The score is an effort to quantify your projected reliability in paying back car loans, credit card balances, mortgages and other lines of credit.The most widely used credit score is the FICO score, created by the Fair Isaac Corporation in 1989.The employer must make the employee aware that information on the credit report is being used to evaluate them.If the employee refuses to permit the employer to pull a credit report, the employer may deny them the job. These credit reports are used by banks, card companies and other lenders to assess the quality of a person’s credit worthiness and help determine whether to grant them a loan.
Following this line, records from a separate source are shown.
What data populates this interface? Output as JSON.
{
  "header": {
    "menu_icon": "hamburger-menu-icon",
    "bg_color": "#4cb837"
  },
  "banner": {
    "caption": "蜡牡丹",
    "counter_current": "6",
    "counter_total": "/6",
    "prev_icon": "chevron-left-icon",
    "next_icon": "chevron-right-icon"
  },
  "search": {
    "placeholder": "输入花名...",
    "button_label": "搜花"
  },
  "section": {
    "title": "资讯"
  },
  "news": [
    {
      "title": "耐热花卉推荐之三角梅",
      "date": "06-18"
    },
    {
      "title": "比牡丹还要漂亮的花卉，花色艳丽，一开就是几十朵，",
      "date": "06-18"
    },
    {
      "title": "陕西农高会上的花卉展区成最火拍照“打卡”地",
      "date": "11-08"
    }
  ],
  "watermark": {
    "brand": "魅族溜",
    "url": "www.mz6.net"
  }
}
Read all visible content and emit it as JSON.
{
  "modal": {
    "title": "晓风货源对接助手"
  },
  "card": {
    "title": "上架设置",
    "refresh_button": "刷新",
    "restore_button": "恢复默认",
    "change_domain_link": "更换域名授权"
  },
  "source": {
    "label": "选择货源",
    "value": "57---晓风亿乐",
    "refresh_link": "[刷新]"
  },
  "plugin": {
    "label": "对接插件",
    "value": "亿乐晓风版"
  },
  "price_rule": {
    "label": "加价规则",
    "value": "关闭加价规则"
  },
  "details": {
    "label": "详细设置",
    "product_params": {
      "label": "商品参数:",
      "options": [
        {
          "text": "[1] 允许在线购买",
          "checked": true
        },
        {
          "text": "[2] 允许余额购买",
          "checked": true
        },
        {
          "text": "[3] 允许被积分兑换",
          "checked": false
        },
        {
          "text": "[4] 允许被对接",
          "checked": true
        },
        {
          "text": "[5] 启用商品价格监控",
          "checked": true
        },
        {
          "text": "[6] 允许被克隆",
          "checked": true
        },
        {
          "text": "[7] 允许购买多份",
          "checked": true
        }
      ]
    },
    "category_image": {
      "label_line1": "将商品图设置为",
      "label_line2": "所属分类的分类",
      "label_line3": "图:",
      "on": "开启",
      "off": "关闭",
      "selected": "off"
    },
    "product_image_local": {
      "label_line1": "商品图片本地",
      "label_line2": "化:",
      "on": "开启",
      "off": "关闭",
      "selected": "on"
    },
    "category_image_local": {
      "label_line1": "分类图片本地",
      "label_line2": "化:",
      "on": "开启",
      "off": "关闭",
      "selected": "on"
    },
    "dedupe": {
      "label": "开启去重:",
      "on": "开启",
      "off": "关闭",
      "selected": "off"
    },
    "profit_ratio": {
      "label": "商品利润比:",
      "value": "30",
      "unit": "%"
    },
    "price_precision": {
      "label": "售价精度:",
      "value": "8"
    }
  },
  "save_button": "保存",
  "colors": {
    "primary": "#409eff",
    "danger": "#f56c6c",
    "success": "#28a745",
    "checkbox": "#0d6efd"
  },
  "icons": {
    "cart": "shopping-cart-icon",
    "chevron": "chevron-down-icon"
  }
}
They provide a service to banks, lenders and individuals who pay them fees. – Experian, Equifax and Trans Union – that collect and maintain financial information on consumers to help develop reports about the person’s spending and payment habits.Credit bureaus also calculate your credit scorewhich affects many aspects of your life.A credit score is the result of a mathematical formula based upon the contents of your credit report.
However, they are explicitly allowed under the FCRA, which allows this because of the tangible benefit (firm offer of credit) that consumers receive.The credit card industry obviously has the most interest in your credit report because it supplies a temporary loan each time you use one of its cards.Other obvious businesses interested in your score — and thus your ability to repay loans — would include mortgage brokers, auto dealerships and banks.“Hard pulls” are considered voluntary inquiries, which is when you apply for a credit card, a mortgage or an auto loan.Unauthorized hard pulls by a business can negatively impact your credit score, but you can ask the business or credit bureaus to remove it because the inquiries were made without your consent.The FICO score is a three-digit number that ranges from 300 to 850.